Trinidad and Tobago, June 2011

DR. Kudakwashe Maloney M.D., Dermatologist and Clinical Fellow in Medicine at Beth Israel Deaconess Medical Center in Boston Massachusetts wanted to be sure that the problem she saw was real. If it was real she wanted to solve it.

Dr. Maloney, with deep passion for Trinidad, knows firsthand that Hansen’s Disease, also known as leprosy to those of us in the general population, is a real problem in the Caribbean nations.  Early detection and prompt treatment halt disease progression and radically reduce the danger of infecting others. Dr. Maloney and others believe that many of the people in close contact with Hansen’s Disease patients are likely to also have the disease, undetected and incubating.

Early symptoms of Hansen’s Disease are skin lesions, which to the eyes of trained dermatologists are unmistakable. These same lesions are most times simply passed over, if noticed at all, by the rest of us. Maloney decided that she could determine if there are large numbers of undiagnosed Hansen’s Disease sufferers by looking at large numbers of people in the at-risk population, people in close contact with known patients. Maloney also needed a way to have other dermatologists examine the patient cases and images, have those organized in some web-accessible way. That’s where ClickMedix came into play.

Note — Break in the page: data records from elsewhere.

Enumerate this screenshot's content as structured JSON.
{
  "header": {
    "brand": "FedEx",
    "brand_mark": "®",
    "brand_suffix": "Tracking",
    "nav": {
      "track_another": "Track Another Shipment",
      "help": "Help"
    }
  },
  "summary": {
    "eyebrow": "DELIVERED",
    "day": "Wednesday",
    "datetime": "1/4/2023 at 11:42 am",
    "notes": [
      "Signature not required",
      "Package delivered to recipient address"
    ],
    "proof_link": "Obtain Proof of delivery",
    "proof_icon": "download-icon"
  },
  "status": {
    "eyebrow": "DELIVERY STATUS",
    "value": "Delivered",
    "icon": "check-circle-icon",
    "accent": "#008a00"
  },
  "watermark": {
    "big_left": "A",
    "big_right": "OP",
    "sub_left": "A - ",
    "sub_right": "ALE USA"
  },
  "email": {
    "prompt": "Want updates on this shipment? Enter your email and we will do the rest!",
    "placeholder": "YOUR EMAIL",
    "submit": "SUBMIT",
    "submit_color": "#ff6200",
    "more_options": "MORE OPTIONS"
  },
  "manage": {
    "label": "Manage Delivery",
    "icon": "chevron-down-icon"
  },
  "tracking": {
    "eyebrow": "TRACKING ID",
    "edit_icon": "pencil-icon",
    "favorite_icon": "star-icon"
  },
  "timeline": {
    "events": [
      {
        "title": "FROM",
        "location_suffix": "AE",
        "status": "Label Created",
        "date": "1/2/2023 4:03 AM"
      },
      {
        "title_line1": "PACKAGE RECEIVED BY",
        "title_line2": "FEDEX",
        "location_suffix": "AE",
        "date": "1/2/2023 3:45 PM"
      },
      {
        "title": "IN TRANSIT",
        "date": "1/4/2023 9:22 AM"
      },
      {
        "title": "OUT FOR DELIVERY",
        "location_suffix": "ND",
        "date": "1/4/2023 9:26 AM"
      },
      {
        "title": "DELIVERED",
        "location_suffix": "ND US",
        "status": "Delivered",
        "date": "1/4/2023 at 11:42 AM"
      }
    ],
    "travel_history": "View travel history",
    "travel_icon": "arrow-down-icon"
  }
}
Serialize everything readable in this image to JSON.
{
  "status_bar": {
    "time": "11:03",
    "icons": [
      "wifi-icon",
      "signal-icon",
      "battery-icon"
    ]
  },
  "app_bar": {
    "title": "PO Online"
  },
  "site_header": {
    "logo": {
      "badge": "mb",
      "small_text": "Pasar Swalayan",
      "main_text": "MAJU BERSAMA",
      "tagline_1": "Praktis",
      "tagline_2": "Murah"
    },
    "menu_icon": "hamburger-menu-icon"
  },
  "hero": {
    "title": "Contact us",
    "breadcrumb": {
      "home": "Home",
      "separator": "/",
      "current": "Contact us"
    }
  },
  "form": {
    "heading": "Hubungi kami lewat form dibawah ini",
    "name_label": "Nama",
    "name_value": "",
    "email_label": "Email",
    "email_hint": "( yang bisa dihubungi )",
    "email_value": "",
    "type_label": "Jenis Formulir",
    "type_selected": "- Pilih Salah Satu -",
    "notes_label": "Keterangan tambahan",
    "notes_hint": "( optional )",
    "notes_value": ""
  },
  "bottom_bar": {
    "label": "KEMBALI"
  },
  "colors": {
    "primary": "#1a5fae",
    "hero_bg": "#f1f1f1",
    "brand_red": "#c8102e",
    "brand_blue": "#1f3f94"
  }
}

Maloney’s idea was to engage the network of social workers who were already visiting the community and caring for the sick. They would gather the relevant health information, including photos of skin lesions on smart phones equipped with ClickMedix software, and using Trinidad’s existing cellular infrastructure, transmit these cases to the Internet for remote diagnosis by her and her colleagues in the US. Maloney reached out to Ting Shih, ClickMedix Founder, to explore how mobile smartphones can help her. Together, Maloney and Shih tailored ClickMedix ClickDerm teledermatology application, focusing precisely on detecting Hansen’s disease. Special attention was paid to photographing lesions. When the system was ready, Maloney made a visit to Trinidad to equip and train the first social worker.

The ClickMedix ClickDerm app was easily downloaded and installed onto a 5 megapixel Motorola Android phone that was available locally in Trinidad. Time was spent making sure that the social worker knew how to take the best possible photos adjusting for sufficient lighting. Photos taken in shadows or a dimly lighted room are insufficient for visual diagnostic use. The social worker learned to take high quality photos and to enter text input using the smart phone keyboard. The Trinidad phone company had no difficulty supporting the device; one that was commonly used and, from their point of view, simply doing the kinds of things that phones do.

Hansen’s Disease detection rates vastly increased, by more than an order of magnitude, which extrapolates to yearly numbers detection rising from 3 cases per year to 60 cases per year for a single social worker.  The implication is obvious. One social worker in one small community can bring early diagnosis and therefore effective treatment to more than 50 people a year who otherwise would have slipped through the public health safety net only to later on deal with leprosy in an advanced stage while contributing to the spread of Hansen’s Disease within their community.

This was a pilot, only a brief pilot with a highly motivated dermatologist present to make sure that things went right. However, a longer-term study is underway. Collection and transmission of patient data is entirely in the hands of local social workers. If the study produces results comparable to the early pilot Dr. Maloney conducted, she will have proved her point, provided treatment regimen to these patients even from afar, and already be addressing the prevalent problem of Hansen’s Disease in the Carribean, while sitting at her home in Massachusetts.